Vintage or modern, the Rolex Daytona craze is real and it doesn’t seem to be heading for a slowdown just yet. Add to that the fact that we aren’t going to see any new releases in 2020, and it seems quite likely that the demand for the modern Rolex Daytona will remain intact for quite some time. However, not everyone is willing to pay the steep premiums to acquire a rare vintage reference or the current stainless steel and ceramic ref. 116500LN.
That in mind, there are a good number of other references that seem to keep slipping under the radar these days. If you love the legacy of the Daytona but aren’t looking to throw down more than $20K to make it happen, you aren’t without options. Our picks in this category landed from the 1990s onwards, and what’s most surprising is the fact that several of them were not the least expensive Daytona references when they initially were sold at retailers.
One of the joys of collecting the Daytona is that in recent years, regardless of the specific model you are considering adding to your collection, the market continues to tick upwards. Zenith Daytona references have been climbing in value recently, as have earlier in-house cal. 4130 examples. It’s a hard category to lose money in, and especially during times when markets otherwise are seeming very unstable, there’s some reassurance in knowing that your new watch isn’t going to plummet in value over the next few years of ownership.
Value aside, finding a watch you love is what matters here the most, so let’s have a look at some of the best bargain Rolex Daytona watches currently available.
ROLEX DAYTONA 116520 – Stainless Steel
First and foremost, the last iteration of the all-steel Daytona (prior to the adoption of a ceramic bezel) remains miles more affordable than its more recent sibling. There are certainly benefits to the ceramic bezel – it is more resistant to scratches, scuffs, and corrosion. However many collectors find the character of a well-worn stainless steel bezel rather visually appealing on a sport or tool watch.
Also, should significant damage to the watch somehow occur, a steel bezel is much easier and more affordable to replace than the ones crafted from Rolex’s proprietary Cerachom ceramic material. Aside from its bezel the changes between the two models are incredibly subtle, and with a $5,000+ difference between the two references, it’s hard not to see the value in going for the steel bezel version of the in-house Daytona.
ROLEX DAYTONA 16523 – TWO-TONE
At the most affordable end of the spectrum right now lives a Daytona reference that won’t necessarily appeal to everyone, but it is incredibly charming if you can get down with its aesthetics. We’re not only talking about two-tone here, but the combination of stainless steel and yellow gold paired with a champagne (gold-colored) dial.
This reference 16523 from 1990 uses the Zenith-based cal. 4030 self-winding movement, so it’s no slouch at a technical level, and represents an interesting point in Rolex’s history, before the Daytona received an in-house movement. When fitted with a leather or canvas strap, this piece can surprisingly be a bit of a sleeper. At just over $12k, its a modest way to get a funky and out of the ordinary Daytona into your collection.
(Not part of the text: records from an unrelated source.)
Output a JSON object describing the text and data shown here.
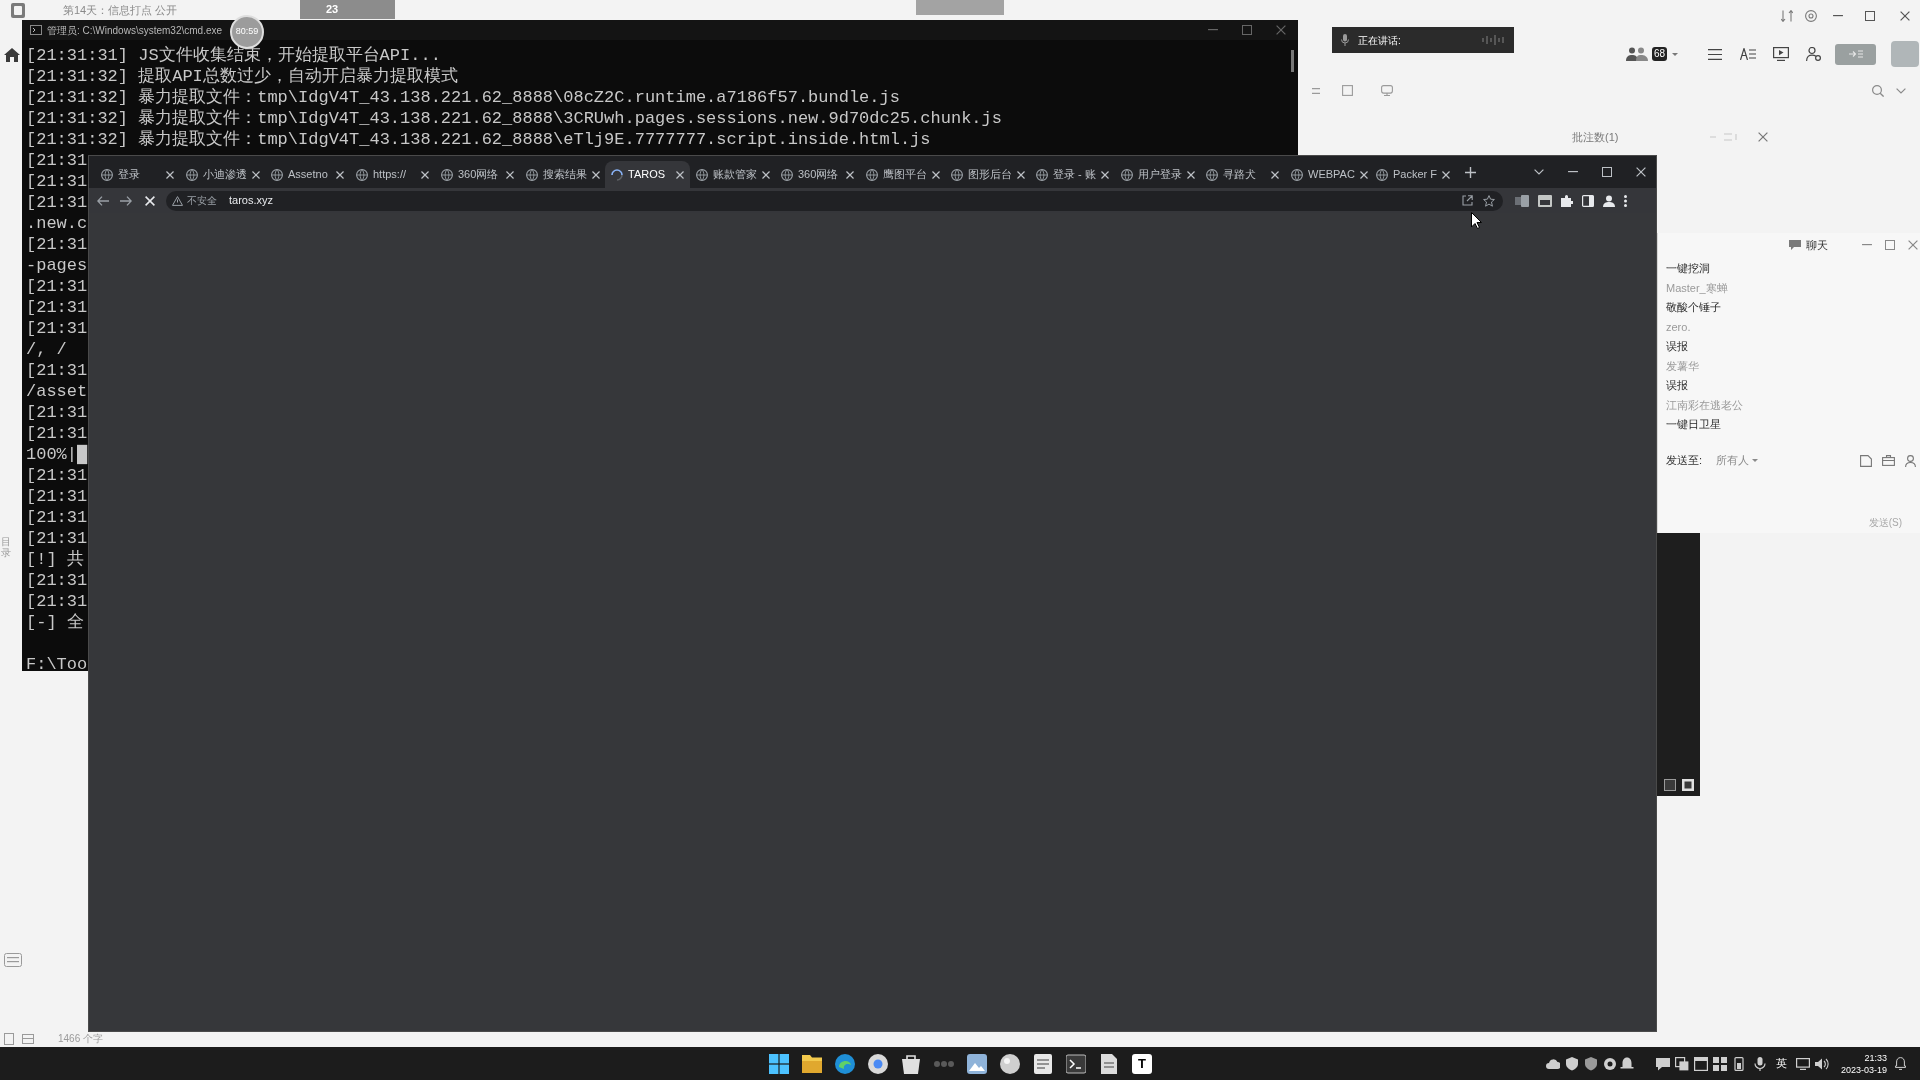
{
  "desktop_header": {
    "document_title": "第14天：信息打点 公开",
    "window_tab": "23"
  },
  "terminal": {
    "title": "管理员: C:\\Windows\\system32\\cmd.exe",
    "timer": "80:59",
    "lines": [
      "[21:31:31] JS文件收集结束，开始提取平台API...",
      "[21:31:32] 提取API总数过少，自动开启暴力提取模式",
      "[21:31:32] 暴力提取文件：tmp\\IdgV4T_43.138.221.62_8888\\08cZ2C.runtime.a7186f57.bundle.js",
      "[21:31:32] 暴力提取文件：tmp\\IdgV4T_43.138.221.62_8888\\3CRUwh.pages.sessions.new.9d70dc25.chunk.js",
      "[21:31:32] 暴力提取文件：tmp\\IdgV4T_43.138.221.62_8888\\eTlj9E.7777777.script.inside.html.js"
    ],
    "clipped_lines": [
      "[21:31",
      "[21:31",
      "[21:31",
      ".new.c",
      "[21:31",
      "-pages",
      "[21:31",
      "[21:31",
      "[21:31",
      "/, /",
      "[21:31",
      "/asset",
      "[21:31",
      "[21:31",
      "100%|█",
      "[21:31",
      "[21:31",
      "[21:31",
      "[21:31",
      "[!] 共",
      "[21:31",
      "[21:31",
      "[-] 全"
    ],
    "prompt": "F:\\Too"
  },
  "browser": {
    "loading": true,
    "tabs": [
      {
        "label": "登录",
        "selected": false,
        "loading": false
      },
      {
        "label": "小迪渗透",
        "selected": false,
        "loading": false
      },
      {
        "label": "Assetno",
        "selected": false,
        "loading": false
      },
      {
        "label": "https://",
        "selected": false,
        "loading": false
      },
      {
        "label": "360网络",
        "selected": false,
        "loading": false
      },
      {
        "label": "搜索结果",
        "selected": false,
        "loading": false
      },
      {
        "label": "TAROS",
        "selected": true,
        "loading": true
      },
      {
        "label": "账款管家",
        "selected": false,
        "loading": false
      },
      {
        "label": "360网络",
        "selected": false,
        "loading": false
      },
      {
        "label": "鹰图平台",
        "selected": false,
        "loading": false
      },
      {
        "label": "图形后台",
        "selected": false,
        "loading": false
      },
      {
        "label": "登录 - 账",
        "selected": false,
        "loading": false
      },
      {
        "label": "用户登录",
        "selected": false,
        "loading": false
      },
      {
        "label": "寻路犬",
        "selected": false,
        "loading": false
      },
      {
        "label": "WEBPAC",
        "selected": false,
        "loading": false
      },
      {
        "label": "Packer F",
        "selected": false,
        "loading": false
      }
    ],
    "security_label": "不安全",
    "url": "taros.xyz"
  },
  "meeting": {
    "speaking_label": "正在讲话:",
    "participant_count": "68",
    "annotation_count": "批注数(1)"
  },
  "chat": {
    "title": "聊天",
    "messages": [
      {
        "text": "一键挖洞"
      },
      {
        "sender": "Master_寒蝉",
        "text": "敬酸个锤子"
      },
      {
        "sender": "zero.",
        "text": "误报"
      },
      {
        "sender": "发薯华",
        "text": "误报"
      },
      {
        "sender": "江南彩在逃老公",
        "text": "一键日卫星"
      }
    ],
    "send_to_label": "发送至:",
    "recipient": "所有人",
    "send_button": "发送(S)"
  },
  "document_status": {
    "outline_label": "目录",
    "word_count": "1466 个字"
  },
  "taskbar": {
    "app_badge": "T",
    "input_method": "英",
    "time": "21:33",
    "date": "2023-03-19"
  }
}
ROLEX DAYTONA 16520 – STAINLESS STEEL
If you simply can’t get yourself into a two-tone state of mind, the stainless steel version of the Zenith-era Daytona is still floating around for under $20k these days. At the present time, the ref. 16520 is still on the more affordable side of Daytona watches; however we’ve seen these guys starting to climb in value recently, and prices for stainless steel Zenith Daytona watches are increasing more rapidly than many other almost-vintage Rolex references.
It’s a similar trajectory to the Submariner ref. 5513 in some respects, and we expect this to remain fairly stable moving forward. Present-day value and investment potential aside, the Zenith Daytona comes from a very interesting point in the modern history of the Rolex Daytona, representing the first generation to feature a self-winding movement, which adds further desirability to these pieces.
ROLEX DAYTONA 16528 – YELLOW GOLD
Yes, this Zenith-powered ref. 16528 is priced a bit north of $20K ($23,995 to be precise), but it’s also a solid gold Rolex Daytona for about the same price of the modern stainless steel version on the open market. Its a bit mind-blowing to think of of a steel watch selling for as much as one crafted entirely from 18k gold – especially when you consider the massive price difference that exists between steel and gold Rolex watches at retail.
With that in mind, the days of solid gold Rolex watches remaining undervalued will likely come to an end soon. Swings in the market can be temporary, but gold will always be gold. It’s also worth noting that in the last two years we’ve seen a strong revival of yellow gold, further fueling the speculation that these references won’t stay undervalued like this forever.